(Data excerpts)
******************************

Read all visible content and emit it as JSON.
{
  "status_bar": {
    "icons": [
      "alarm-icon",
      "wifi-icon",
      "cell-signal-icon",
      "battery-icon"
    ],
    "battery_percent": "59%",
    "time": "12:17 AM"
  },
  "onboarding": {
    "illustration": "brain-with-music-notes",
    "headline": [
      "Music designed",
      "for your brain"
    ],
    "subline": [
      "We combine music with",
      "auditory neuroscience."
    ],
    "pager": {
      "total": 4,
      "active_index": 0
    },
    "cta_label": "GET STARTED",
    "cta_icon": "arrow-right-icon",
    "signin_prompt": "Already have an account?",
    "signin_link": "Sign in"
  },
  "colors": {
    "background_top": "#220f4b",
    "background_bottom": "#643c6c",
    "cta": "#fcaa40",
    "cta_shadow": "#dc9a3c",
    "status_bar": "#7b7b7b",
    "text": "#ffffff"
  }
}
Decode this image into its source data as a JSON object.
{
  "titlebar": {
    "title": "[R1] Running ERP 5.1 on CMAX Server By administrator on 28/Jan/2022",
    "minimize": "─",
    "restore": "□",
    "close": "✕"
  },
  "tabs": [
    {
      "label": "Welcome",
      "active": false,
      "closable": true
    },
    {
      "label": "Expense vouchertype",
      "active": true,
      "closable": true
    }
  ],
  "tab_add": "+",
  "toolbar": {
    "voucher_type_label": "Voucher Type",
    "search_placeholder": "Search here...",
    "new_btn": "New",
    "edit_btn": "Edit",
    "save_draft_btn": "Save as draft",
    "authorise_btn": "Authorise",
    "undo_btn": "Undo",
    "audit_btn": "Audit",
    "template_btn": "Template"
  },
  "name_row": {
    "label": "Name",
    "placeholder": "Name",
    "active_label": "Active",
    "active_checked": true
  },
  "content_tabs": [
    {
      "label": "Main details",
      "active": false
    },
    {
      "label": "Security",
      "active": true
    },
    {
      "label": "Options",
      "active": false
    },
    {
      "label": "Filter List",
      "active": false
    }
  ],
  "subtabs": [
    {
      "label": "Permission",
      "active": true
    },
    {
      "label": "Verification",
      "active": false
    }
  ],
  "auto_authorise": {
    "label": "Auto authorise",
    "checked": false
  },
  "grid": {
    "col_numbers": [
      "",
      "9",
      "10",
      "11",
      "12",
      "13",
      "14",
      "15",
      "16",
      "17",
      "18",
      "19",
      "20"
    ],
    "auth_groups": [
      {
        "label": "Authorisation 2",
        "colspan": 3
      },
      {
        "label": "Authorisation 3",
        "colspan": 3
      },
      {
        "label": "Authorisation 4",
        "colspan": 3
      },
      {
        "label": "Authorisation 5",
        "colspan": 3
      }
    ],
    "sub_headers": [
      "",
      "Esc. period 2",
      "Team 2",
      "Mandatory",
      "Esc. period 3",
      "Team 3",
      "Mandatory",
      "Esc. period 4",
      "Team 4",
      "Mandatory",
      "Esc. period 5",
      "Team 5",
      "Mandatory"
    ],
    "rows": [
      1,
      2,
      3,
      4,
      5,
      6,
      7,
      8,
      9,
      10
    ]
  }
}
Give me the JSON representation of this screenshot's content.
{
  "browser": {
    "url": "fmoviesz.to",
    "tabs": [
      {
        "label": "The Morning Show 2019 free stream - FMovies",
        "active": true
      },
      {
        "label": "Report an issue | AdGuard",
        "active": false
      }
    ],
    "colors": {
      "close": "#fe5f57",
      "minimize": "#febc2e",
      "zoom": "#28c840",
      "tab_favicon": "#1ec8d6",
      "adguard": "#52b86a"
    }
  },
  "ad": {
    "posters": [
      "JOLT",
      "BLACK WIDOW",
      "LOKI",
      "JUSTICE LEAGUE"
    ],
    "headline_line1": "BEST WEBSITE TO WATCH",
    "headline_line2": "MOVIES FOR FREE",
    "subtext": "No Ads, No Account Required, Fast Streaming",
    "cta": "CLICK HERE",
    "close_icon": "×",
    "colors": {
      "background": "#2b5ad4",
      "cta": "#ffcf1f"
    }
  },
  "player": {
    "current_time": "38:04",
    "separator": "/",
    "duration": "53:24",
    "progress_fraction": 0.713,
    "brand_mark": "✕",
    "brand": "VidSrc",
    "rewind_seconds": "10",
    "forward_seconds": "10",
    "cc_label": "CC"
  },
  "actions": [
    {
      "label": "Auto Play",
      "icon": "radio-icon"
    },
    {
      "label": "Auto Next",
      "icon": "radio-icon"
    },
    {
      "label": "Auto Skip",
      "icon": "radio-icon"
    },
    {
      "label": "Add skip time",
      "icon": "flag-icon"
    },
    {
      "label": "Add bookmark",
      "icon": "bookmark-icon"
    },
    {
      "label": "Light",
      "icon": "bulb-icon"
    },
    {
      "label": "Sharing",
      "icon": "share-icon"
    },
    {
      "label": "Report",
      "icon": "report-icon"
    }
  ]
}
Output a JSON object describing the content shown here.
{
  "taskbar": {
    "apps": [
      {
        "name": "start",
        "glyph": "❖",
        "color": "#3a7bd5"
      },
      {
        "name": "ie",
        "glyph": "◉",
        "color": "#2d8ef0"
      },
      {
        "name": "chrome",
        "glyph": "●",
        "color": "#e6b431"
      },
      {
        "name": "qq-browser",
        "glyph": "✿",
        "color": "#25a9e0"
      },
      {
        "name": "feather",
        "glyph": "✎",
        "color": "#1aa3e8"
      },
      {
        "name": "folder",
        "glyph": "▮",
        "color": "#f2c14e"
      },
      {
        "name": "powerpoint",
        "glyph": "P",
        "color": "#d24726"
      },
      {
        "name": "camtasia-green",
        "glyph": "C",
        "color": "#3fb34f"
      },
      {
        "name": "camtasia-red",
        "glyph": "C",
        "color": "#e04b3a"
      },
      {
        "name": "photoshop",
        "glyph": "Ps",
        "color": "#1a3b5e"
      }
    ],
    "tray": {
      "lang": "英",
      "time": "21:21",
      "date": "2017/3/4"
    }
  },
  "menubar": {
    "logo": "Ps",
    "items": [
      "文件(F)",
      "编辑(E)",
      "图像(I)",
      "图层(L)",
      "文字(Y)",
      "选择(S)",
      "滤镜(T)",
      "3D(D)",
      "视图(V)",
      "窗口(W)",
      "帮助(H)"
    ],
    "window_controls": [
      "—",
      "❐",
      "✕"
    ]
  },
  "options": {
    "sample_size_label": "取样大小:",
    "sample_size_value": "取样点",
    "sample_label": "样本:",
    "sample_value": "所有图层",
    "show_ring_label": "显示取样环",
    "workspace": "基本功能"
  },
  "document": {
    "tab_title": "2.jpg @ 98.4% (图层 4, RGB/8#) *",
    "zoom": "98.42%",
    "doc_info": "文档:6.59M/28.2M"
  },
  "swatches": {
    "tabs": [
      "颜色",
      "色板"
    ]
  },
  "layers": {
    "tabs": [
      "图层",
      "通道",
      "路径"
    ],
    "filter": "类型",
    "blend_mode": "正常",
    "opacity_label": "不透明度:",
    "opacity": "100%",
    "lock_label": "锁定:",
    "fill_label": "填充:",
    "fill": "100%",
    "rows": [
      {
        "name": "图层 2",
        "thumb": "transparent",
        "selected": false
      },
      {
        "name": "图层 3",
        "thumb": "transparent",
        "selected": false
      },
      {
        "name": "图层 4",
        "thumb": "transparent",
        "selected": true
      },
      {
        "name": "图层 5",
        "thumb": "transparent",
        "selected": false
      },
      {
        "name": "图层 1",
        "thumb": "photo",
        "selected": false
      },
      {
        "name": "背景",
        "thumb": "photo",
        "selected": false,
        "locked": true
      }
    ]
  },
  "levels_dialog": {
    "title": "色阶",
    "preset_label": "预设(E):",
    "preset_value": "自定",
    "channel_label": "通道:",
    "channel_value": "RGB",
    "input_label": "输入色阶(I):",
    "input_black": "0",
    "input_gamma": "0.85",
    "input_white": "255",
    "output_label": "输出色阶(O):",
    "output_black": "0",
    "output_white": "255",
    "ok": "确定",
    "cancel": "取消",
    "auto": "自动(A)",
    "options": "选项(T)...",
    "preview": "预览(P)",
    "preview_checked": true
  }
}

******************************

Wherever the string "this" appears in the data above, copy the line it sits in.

Decode this image into its source data as a JSON object.
Give me the JSON representation of this screenshot's content.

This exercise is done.